▶ **WORK INSTRUCTIONS**
In the entries below, the word "from" appears on some lines. Copy each of those lines.

▶ **DATA UNDER STUDY**

****

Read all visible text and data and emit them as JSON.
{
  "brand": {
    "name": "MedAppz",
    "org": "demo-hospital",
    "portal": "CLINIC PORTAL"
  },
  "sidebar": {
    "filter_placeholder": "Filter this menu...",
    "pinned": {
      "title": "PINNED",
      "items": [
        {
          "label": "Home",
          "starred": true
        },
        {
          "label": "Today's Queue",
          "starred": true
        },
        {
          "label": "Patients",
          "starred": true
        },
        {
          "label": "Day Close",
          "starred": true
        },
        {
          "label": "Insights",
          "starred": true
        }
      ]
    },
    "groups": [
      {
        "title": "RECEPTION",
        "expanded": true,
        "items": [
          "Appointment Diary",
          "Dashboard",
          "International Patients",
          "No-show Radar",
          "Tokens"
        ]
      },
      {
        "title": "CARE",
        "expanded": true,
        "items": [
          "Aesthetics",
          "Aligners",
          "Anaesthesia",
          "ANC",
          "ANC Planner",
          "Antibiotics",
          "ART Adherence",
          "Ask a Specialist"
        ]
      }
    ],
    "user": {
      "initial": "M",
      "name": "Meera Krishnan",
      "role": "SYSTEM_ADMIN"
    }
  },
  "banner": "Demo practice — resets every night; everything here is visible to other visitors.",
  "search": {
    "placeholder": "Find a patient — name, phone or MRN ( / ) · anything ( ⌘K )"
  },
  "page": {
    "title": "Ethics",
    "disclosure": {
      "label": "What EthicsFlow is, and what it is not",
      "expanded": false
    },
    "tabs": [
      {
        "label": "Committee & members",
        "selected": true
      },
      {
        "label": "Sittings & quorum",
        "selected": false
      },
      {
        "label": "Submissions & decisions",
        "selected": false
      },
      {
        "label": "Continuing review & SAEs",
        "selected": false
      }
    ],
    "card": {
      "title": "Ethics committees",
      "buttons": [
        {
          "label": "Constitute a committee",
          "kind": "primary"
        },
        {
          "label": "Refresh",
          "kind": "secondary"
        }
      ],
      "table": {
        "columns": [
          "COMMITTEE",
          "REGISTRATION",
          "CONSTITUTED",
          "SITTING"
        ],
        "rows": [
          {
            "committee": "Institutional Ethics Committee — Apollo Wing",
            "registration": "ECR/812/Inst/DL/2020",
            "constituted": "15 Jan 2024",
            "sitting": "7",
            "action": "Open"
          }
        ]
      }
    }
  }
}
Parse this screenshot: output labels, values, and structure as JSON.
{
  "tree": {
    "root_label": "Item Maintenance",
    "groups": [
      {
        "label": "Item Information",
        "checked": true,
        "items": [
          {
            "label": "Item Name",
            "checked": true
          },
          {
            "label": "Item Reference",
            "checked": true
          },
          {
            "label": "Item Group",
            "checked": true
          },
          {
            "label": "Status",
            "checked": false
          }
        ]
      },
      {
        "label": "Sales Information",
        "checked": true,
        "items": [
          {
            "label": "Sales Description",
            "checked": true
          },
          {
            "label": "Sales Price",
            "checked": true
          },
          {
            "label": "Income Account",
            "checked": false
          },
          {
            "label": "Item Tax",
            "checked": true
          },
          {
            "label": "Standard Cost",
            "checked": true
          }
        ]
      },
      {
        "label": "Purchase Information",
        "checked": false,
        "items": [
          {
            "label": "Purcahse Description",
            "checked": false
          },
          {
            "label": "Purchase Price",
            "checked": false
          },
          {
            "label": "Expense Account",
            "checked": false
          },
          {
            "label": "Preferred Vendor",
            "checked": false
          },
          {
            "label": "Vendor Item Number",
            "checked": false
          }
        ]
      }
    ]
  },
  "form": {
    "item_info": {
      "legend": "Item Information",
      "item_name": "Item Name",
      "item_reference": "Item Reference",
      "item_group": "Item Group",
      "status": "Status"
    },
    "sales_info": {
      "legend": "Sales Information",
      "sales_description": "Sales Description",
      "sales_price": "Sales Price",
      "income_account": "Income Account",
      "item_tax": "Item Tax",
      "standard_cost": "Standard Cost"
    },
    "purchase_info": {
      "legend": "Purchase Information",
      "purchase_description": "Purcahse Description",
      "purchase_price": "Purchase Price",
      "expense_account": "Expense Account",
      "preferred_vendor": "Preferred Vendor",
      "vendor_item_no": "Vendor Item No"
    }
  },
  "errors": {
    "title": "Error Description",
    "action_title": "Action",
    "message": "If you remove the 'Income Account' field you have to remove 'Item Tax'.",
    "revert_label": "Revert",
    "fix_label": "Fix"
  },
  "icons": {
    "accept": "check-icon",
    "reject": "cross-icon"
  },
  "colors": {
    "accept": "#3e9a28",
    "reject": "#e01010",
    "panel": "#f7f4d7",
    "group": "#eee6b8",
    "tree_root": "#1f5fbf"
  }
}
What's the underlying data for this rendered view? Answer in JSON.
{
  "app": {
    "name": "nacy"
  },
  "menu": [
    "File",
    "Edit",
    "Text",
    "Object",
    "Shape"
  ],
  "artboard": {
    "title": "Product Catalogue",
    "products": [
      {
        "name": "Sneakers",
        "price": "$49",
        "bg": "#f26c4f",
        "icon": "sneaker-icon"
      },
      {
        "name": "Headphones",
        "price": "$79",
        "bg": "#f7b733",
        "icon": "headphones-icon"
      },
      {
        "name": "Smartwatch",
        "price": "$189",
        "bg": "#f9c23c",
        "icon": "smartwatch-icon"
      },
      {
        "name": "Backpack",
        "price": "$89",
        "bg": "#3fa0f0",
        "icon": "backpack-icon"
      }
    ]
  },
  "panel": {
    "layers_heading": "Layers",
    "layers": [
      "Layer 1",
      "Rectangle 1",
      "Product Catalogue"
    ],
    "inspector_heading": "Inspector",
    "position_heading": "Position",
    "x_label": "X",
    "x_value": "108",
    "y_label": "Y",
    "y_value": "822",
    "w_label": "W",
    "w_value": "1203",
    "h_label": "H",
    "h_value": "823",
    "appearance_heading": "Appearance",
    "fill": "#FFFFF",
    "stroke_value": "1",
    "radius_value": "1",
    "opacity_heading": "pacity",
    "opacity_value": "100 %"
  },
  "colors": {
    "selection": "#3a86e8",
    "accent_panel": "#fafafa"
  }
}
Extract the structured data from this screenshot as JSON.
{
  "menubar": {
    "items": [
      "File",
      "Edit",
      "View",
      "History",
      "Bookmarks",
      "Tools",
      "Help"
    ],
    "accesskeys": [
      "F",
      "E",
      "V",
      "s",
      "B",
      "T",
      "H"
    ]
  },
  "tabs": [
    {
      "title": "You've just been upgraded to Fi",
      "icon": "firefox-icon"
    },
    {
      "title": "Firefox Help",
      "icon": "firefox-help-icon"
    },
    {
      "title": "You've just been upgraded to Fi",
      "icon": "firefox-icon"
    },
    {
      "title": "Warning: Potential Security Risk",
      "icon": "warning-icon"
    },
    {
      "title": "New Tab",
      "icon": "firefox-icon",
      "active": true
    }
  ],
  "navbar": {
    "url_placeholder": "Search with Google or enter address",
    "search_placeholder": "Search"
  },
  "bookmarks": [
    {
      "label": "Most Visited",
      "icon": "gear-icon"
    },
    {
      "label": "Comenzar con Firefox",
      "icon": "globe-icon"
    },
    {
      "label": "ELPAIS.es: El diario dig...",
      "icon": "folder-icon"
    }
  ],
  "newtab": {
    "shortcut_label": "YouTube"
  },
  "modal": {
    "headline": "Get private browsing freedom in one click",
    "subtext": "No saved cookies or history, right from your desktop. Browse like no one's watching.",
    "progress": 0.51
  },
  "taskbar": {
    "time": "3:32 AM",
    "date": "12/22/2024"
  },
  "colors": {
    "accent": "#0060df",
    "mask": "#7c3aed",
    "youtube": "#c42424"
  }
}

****

▶ **YOUR SOLUTION**
Extract the structured data from this screenshot as JSON.
    "subtext": "No saved cookies or history, right from your desktop. Browse like no one's watching.",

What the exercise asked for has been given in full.